**SOURCE DATA:**
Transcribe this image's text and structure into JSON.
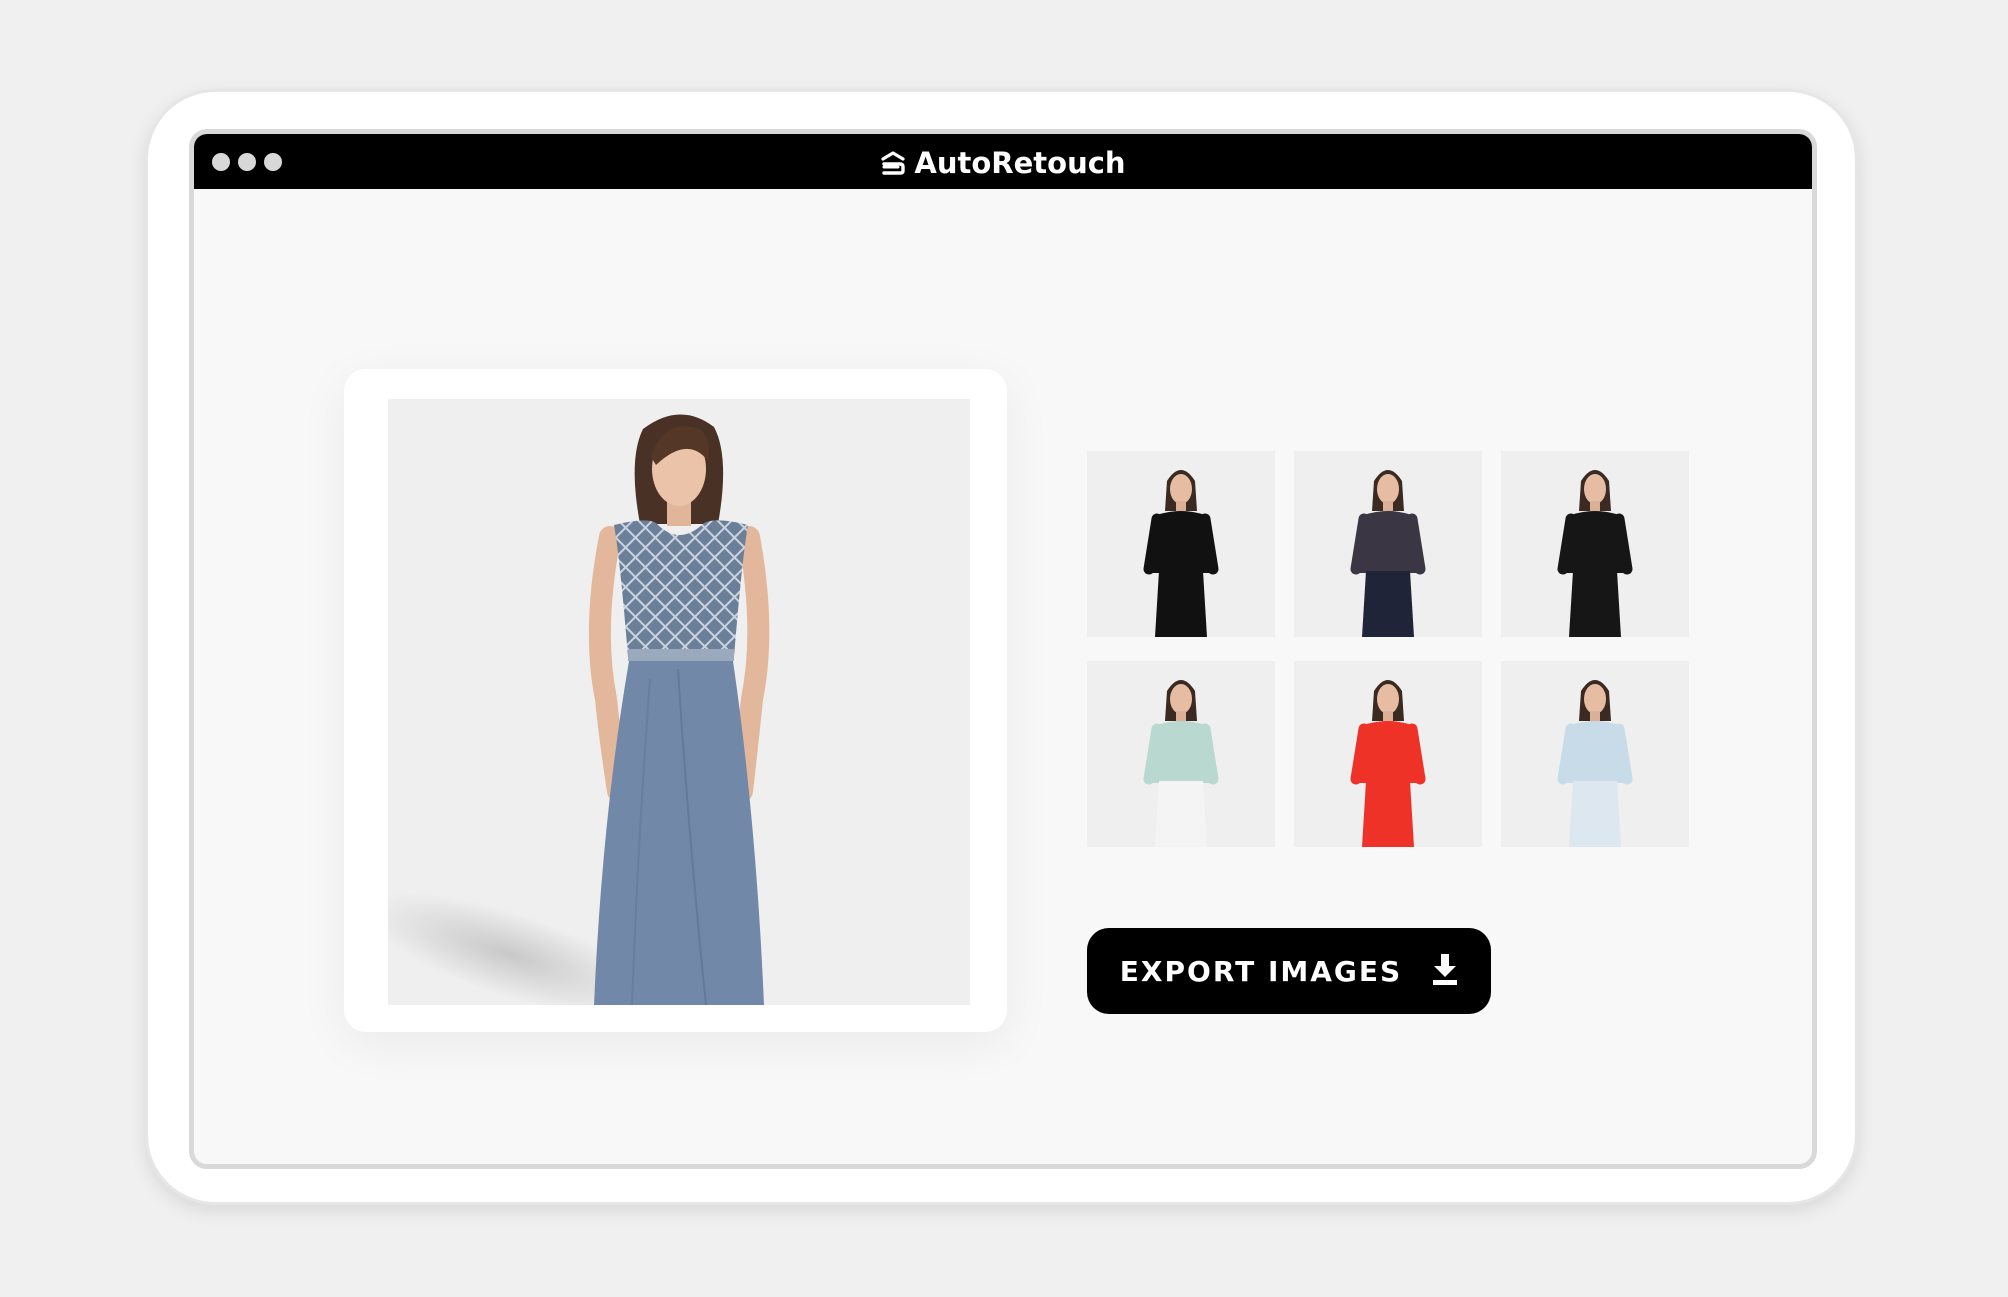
{
  "app": {
    "name": "AutoRetouch",
    "logo_icon": "autoretouch-logo-icon",
    "window_controls": [
      "dot",
      "dot",
      "dot"
    ]
  },
  "main_image": {
    "subject": "model-in-blue-beaded-gown",
    "background": "#efefef",
    "dress_color": "#7188a8"
  },
  "thumbnails": [
    {
      "subject": "black-knit-dress",
      "outfit_color": "#111111",
      "bottom_color": "#111111"
    },
    {
      "subject": "floral-top-navy-skirt-handbag",
      "outfit_color": "#3a3644",
      "bottom_color": "#1f2438"
    },
    {
      "subject": "black-double-breasted-blazer",
      "outfit_color": "#161616",
      "bottom_color": "#161616"
    },
    {
      "subject": "mint-blouse-white-jeans",
      "outfit_color": "#b9d8d0",
      "bottom_color": "#f4f4f4"
    },
    {
      "subject": "red-sleeveless-dress",
      "outfit_color": "#ee3228",
      "bottom_color": "#ee3228"
    },
    {
      "subject": "light-blue-hoodie",
      "outfit_color": "#c8dbe8",
      "bottom_color": "#dde7ef"
    }
  ],
  "export": {
    "label": "EXPORT IMAGES",
    "icon": "download-icon"
  }
}
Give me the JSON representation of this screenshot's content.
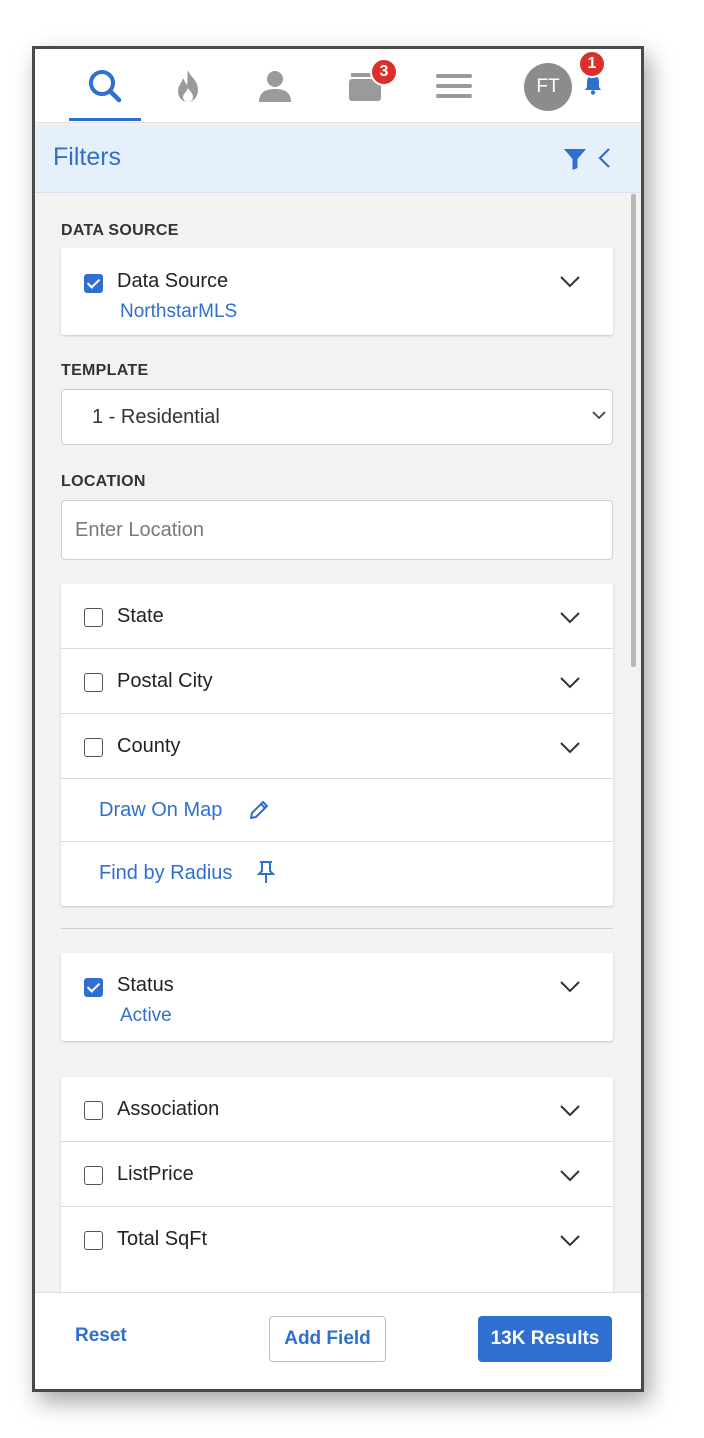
{
  "nav": {
    "items": [
      {
        "name": "search",
        "icon": "search-icon",
        "active": true
      },
      {
        "name": "hot",
        "icon": "flame-icon"
      },
      {
        "name": "contacts",
        "icon": "person-icon"
      },
      {
        "name": "carts",
        "icon": "folder-icon",
        "badge": "3"
      },
      {
        "name": "menu",
        "icon": "hamburger-icon"
      }
    ],
    "avatar_initials": "FT",
    "notifications_badge": "1",
    "accent_color": "#2f6fcf",
    "badge_color": "#d9302c"
  },
  "filters": {
    "title": "Filters"
  },
  "data_source": {
    "section_label": "DATA SOURCE",
    "label": "Data Source",
    "value": "NorthstarMLS",
    "checked": true
  },
  "template": {
    "section_label": "TEMPLATE",
    "selected": "1 - Residential"
  },
  "location": {
    "section_label": "LOCATION",
    "placeholder": "Enter Location",
    "rows": [
      {
        "label": "State",
        "checked": false
      },
      {
        "label": "Postal City",
        "checked": false
      },
      {
        "label": "County",
        "checked": false
      }
    ],
    "draw_on_map": "Draw On Map",
    "find_by_radius": "Find by Radius"
  },
  "status": {
    "label": "Status",
    "value": "Active",
    "checked": true
  },
  "fields": [
    {
      "label": "Association",
      "checked": false
    },
    {
      "label": "ListPrice",
      "checked": false
    },
    {
      "label": "Total SqFt",
      "checked": false
    }
  ],
  "footer": {
    "reset": "Reset",
    "add_field": "Add Field",
    "results": "13K Results"
  }
}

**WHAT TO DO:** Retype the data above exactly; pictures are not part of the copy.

**TASK ANSWER:**
Transcribe this image's text and structure into JSON.
{
  "app": {
    "name": "AutoRetouch",
    "logo_icon": "autoretouch-logo-icon",
    "window_controls": [
      "dot",
      "dot",
      "dot"
    ]
  },
  "main_image": {
    "subject": "model-in-blue-beaded-gown",
    "background": "#efefef",
    "dress_color": "#7188a8"
  },
  "thumbnails": [
    {
      "subject": "black-knit-dress",
      "outfit_color": "#111111",
      "bottom_color": "#111111"
    },
    {
      "subject": "floral-top-navy-skirt-handbag",
      "outfit_color": "#3a3644",
      "bottom_color": "#1f2438"
    },
    {
      "subject": "black-double-breasted-blazer",
      "outfit_color": "#161616",
      "bottom_color": "#161616"
    },
    {
      "subject": "mint-blouse-white-jeans",
      "outfit_color": "#b9d8d0",
      "bottom_color": "#f4f4f4"
    },
    {
      "subject": "red-sleeveless-dress",
      "outfit_color": "#ee3228",
      "bottom_color": "#ee3228"
    },
    {
      "subject": "light-blue-hoodie",
      "outfit_color": "#c8dbe8",
      "bottom_color": "#dde7ef"
    }
  ],
  "export": {
    "label": "EXPORT IMAGES",
    "icon": "download-icon"
  }
}
Give me the JSON representation of this screenshot's content.
{
  "nav": {
    "items": [
      {
        "name": "search",
        "icon": "search-icon",
        "active": true
      },
      {
        "name": "hot",
        "icon": "flame-icon"
      },
      {
        "name": "contacts",
        "icon": "person-icon"
      },
      {
        "name": "carts",
        "icon": "folder-icon",
        "badge": "3"
      },
      {
        "name": "menu",
        "icon": "hamburger-icon"
      }
    ],
    "avatar_initials": "FT",
    "notifications_badge": "1",
    "accent_color": "#2f6fcf",
    "badge_color": "#d9302c"
  },
  "filters": {
    "title": "Filters"
  },
  "data_source": {
    "section_label": "DATA SOURCE",
    "label": "Data Source",
    "value": "NorthstarMLS",
    "checked": true
  },
  "template": {
    "section_label": "TEMPLATE",
    "selected": "1 - Residential"
  },
  "location": {
    "section_label": "LOCATION",
    "placeholder": "Enter Location",
    "rows": [
      {
        "label": "State",
        "checked": false
      },
      {
        "label": "Postal City",
        "checked": false
      },
      {
        "label": "County",
        "checked": false
      }
    ],
    "draw_on_map": "Draw On Map",
    "find_by_radius": "Find by Radius"
  },
  "status": {
    "label": "Status",
    "value": "Active",
    "checked": true
  },
  "fields": [
    {
      "label": "Association",
      "checked": false
    },
    {
      "label": "ListPrice",
      "checked": false
    },
    {
      "label": "Total SqFt",
      "checked": false
    }
  ],
  "footer": {
    "reset": "Reset",
    "add_field": "Add Field",
    "results": "13K Results"
  }
}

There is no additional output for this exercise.